Japan getting ready for possibly simultaneous spread of flu, COVID-19 this winter

Courtesy of the National Institute of Infectious Diseases
The omicron variant of the novel coronavirus is seen in an electron micrograph.

Anticipating the “eighth wave” of the novel coronavirus epidemic, possibly this winter, the government intends to devise countermeasures as early as October.

Due to concerns about the simultaneous spread of COVID-19 and the seasonal flu this year, the government intends to hasten efforts to get the nation’s medical system ready for such an eventuality. One of the key measures involved will be accelerating the administration of new vaccines deemed effective against the omicron variant.
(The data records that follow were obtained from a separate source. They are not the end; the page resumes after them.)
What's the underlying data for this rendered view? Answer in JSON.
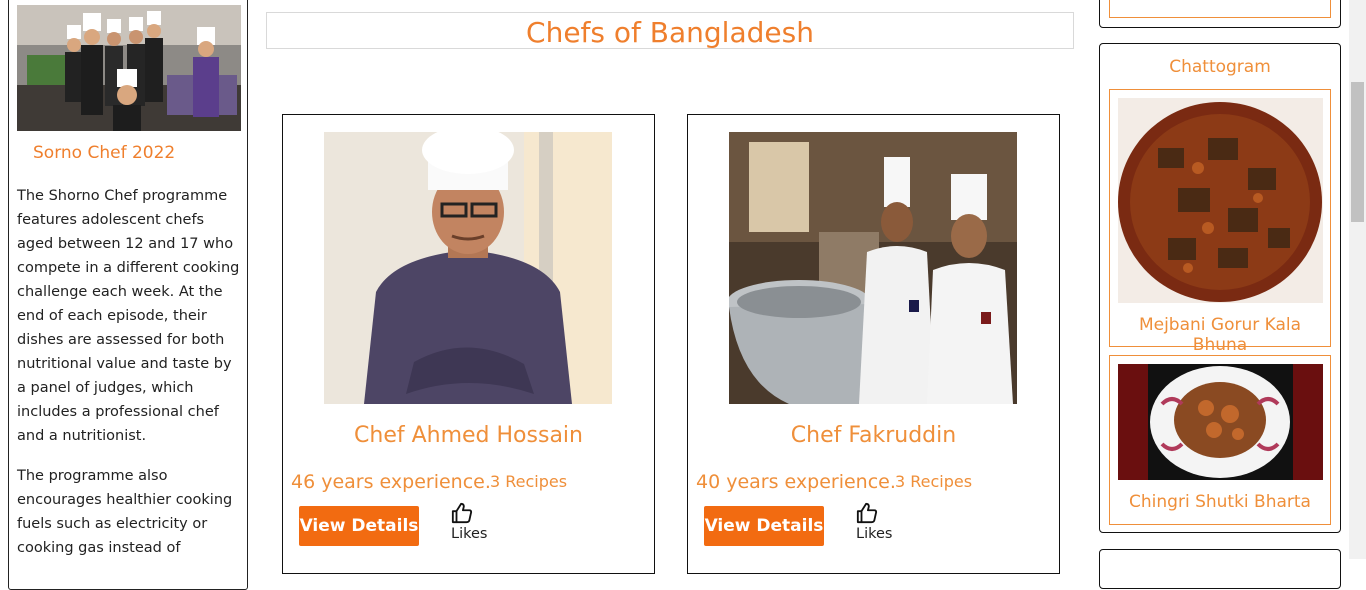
{
  "left": {
    "title": "Sorno Chef 2022",
    "paragraph1": "The Shorno Chef programme features adolescent chefs aged between 12 and 17 who compete in a different cooking challenge each week. At the end of each episode, their dishes are assessed for both nutritional value and taste by a panel of judges, which includes a professional chef and a nutritionist.",
    "paragraph2": "The programme also encourages healthier cooking fuels such as electricity or cooking gas instead of"
  },
  "page": {
    "heading": "Chefs of Bangladesh"
  },
  "chefs": [
    {
      "name": "Chef Ahmed Hossain",
      "experience": "46 years experience.",
      "recipes": "3 Recipes",
      "button": "View Details",
      "likes": "Likes"
    },
    {
      "name": "Chef Fakruddin",
      "experience": "40 years experience.",
      "recipes": "3 Recipes",
      "button": "View Details",
      "likes": "Likes"
    }
  ],
  "right": {
    "region": "Chattogram",
    "dishes": [
      {
        "name": "Mejbani Gorur Kala Bhuna"
      },
      {
        "name": "Chingri Shutki Bharta"
      }
    ]
  },
  "colors": {
    "accent": "#ef7f2d",
    "button": "#f26b11"
  },
  "icons": {
    "like": "thumbs-up-icon"
  }
}
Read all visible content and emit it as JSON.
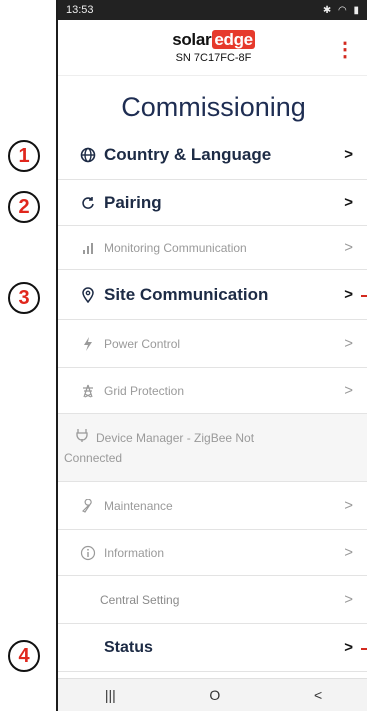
{
  "statusbar": {
    "time": "13:53",
    "icons": "✱ ◠ ▮"
  },
  "app": {
    "logo_part1": "solar",
    "logo_part2": "edge",
    "serial": "SN 7C17FC-8F",
    "menu_icon": "kebab-menu-icon"
  },
  "page": {
    "title": "Commissioning"
  },
  "callouts": [
    "1",
    "2",
    "3",
    "4"
  ],
  "menu": {
    "country": "Country & Language",
    "pairing": "Pairing",
    "monitoring": "Monitoring Communication",
    "site": "Site Communication",
    "power": "Power Control",
    "grid": "Grid Protection",
    "device_line1": "Device Manager - ZigBee Not",
    "device_line2": "Connected",
    "maintenance": "Maintenance",
    "information": "Information",
    "central": "Central Setting",
    "status": "Status",
    "chevron": ">"
  },
  "navbar": {
    "recent": "|||",
    "home": "O",
    "back": "<"
  },
  "colors": {
    "accent": "#e63a2c",
    "text": "#1d2b45",
    "muted": "#9a9a9a"
  }
}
“In the past, infections [with COVID-19] have spread from the end of the year to the beginning of the new year. We must fully anticipate the next spike of infections,” Health, Labor and Welfare Minister Katsunobu Kato said on a Fuji Television program aired on Sunday.

At a Friday meeting of the government’s panel on measures against the novel coronavirus, chaired by Shigeru Omi, experts began discussing new countermeasures based on the experiences gained through the seventh wave of infections.

Measures for the eighth wave will take into account the possibility of the coronavirus and the seasonal flu spreading simultaneously.

Based on assumptions that it will be unclear if some patients are infected with the coronavirus or the flu until they are tested, one issue will be how to control congestion and disorder at facilities handling outpatients with fevers.

If the number of patients who are severely ill with the flu increases, especially among elderly people, it will be necessary to secure enough hospital beds for them. Also, people with the flu and those with COVID-19 will have to be kept in separate wards.

The ministry intends to establish a system for simultaneously vaccinating people against COVID-19 and the seasonal flu, mainly for the elderly who are at higher risk of becoming seriously ill.

Administering new vaccines deemed to be effective against the omicron variant will be key to preventing people from getting infected with the novel coronavirus and developing severe symptoms. Vaccinations are to start in stages from Tuesday.

However, while the percentage of elderly people who have received a third shot is over 90%, the overall rate of third-round vaccinations stands at only 65%. The government plans to explain the effectiveness of the new vaccines and promote inoculations among young people.

In addition, there remains the issue that during previous waves of infection, some medical institutions accepted many infected patients, while others only admitted a limited number.

If the government revises the Infectious Diseases Control Law and other laws as it hopes to during an extraordinary Diet session this fall, relatively large hospitals will be obliged to secure enough beds for COVID-19 patients and provide such services as home visits.

However, the provisions for mandatory medical services are not expected to be implemented until next year, and the details of the services to be provided will depend on agreements reached in advance between prefectural governments and medical institutions. Small and midsize medical institutions, which account for the majority, will not be obligated to provide such services even after the laws are revised.

For the time being, therefore, the government intends to ask medical institutions to provide services to the greatest extent possible as required under the current laws. It hopes to avoid a medical crisis even if the eighth wave of infections spreads further than the seventh.